Vintage AM MW radios often had double tuned IFTs .The shape of the frequency response curve is well documented elsewhere .The coupling coefficient of these double tuned transformers is low and the Q is high probably to aim for KQ =1 .These old school IFTs do not have taps and therefore are high impedance devices that are intended for Valve radios.I have rebuilt several valve car radios with a cascode JFET IF amp to match these old IFTs .The sound on AM is fantastic compared to the muffled AM sound on most modern car radios .This brighter sound is because the Double tuned transformers do not sideband cut like the single tuned IFTs and narrow band ceramic filters found in the AM sections of more modern car radios .These old junk box IFTs could be unreliable and I do not have many of them .The tightly coupled single tuned 455 KHz IFTs that are used on transistor radios is easy to find .If I used them then the retro car radio would sound just like a modern one so there is no point in that .How could I configure 2 standard single tuned IFTs to perform like a Double tuned IFT?
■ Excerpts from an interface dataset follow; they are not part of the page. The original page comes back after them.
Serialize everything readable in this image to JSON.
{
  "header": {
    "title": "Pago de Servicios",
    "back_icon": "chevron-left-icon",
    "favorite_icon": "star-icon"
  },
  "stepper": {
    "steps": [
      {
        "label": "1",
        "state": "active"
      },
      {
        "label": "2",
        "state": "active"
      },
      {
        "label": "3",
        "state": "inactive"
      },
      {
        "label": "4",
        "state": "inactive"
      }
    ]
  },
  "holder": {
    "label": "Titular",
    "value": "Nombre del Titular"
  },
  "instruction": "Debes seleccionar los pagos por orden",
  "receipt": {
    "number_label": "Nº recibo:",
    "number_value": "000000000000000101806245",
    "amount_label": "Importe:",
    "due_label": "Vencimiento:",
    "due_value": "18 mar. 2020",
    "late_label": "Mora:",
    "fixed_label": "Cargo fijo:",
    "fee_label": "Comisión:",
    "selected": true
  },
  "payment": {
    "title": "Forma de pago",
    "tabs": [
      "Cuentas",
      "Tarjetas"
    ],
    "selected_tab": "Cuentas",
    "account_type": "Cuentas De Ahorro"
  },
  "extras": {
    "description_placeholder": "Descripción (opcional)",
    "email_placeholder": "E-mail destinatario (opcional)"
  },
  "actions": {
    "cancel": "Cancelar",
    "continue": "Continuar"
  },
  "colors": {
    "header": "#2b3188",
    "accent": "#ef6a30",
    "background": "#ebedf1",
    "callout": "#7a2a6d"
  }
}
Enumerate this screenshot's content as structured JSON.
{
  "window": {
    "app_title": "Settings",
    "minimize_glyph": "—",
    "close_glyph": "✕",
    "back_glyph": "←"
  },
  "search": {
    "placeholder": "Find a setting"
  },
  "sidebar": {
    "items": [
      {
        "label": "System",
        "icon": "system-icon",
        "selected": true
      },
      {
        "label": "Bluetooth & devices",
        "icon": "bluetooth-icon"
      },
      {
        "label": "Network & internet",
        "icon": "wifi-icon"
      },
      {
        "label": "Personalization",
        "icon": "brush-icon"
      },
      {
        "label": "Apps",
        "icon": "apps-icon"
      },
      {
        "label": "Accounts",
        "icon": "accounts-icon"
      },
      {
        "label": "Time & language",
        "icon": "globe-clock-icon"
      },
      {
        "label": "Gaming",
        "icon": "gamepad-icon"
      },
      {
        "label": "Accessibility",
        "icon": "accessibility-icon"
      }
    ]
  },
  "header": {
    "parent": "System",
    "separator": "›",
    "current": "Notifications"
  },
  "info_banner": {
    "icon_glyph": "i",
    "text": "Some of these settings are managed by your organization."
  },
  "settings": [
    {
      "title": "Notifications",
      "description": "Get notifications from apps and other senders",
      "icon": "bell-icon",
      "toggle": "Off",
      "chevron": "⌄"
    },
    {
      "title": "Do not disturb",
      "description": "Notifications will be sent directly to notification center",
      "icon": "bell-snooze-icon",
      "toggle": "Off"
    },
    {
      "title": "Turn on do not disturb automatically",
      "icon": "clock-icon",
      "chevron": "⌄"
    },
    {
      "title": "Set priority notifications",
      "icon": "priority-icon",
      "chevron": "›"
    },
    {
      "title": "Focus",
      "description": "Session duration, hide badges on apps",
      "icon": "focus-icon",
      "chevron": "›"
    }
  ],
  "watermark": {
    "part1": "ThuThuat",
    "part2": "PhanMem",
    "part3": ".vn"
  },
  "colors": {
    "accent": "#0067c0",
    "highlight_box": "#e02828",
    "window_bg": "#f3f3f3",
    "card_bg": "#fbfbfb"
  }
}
Besides Tony Stewart's inductive bottom coupling, you can also couple two single-tuned resonators with a small capacitor:
simulate this circuit – Schematic created using CircuitLab
R1 and R2 are wire resistance estimates of 10mm cup-core tunable inductors - these are not real resistors. Source and load resistance of about 90K ohm give about 18 kHz bandwidth. C2 is the top-coupling capacitor. A smaller value decreases coupling, a larger value over-couples giving double-hump frequency response.
This network has superior attenuation for frequencies less than 455 kHz. Tony's coil-coupling network has superior attenuation for frequencies higher than 455 kHz.
These networks can include more resonators, each coupled to the next. It gets very tricky to tune more than four, but there are methods (see Dishal method).
How could I configure 2 standard single tuned IFTs to perform like a Double tuned IFT?
Here is a picture I provided for a different question and it relates to this question also: -
As you should hopefully see it shows how two capacitively coupled tuned circuits create a merging bandpass filter when the coupling capacitor is altered. The centre frequency in this example is 100 kHz but this can be moved to 455 kHz by selecting lower values for the inductors.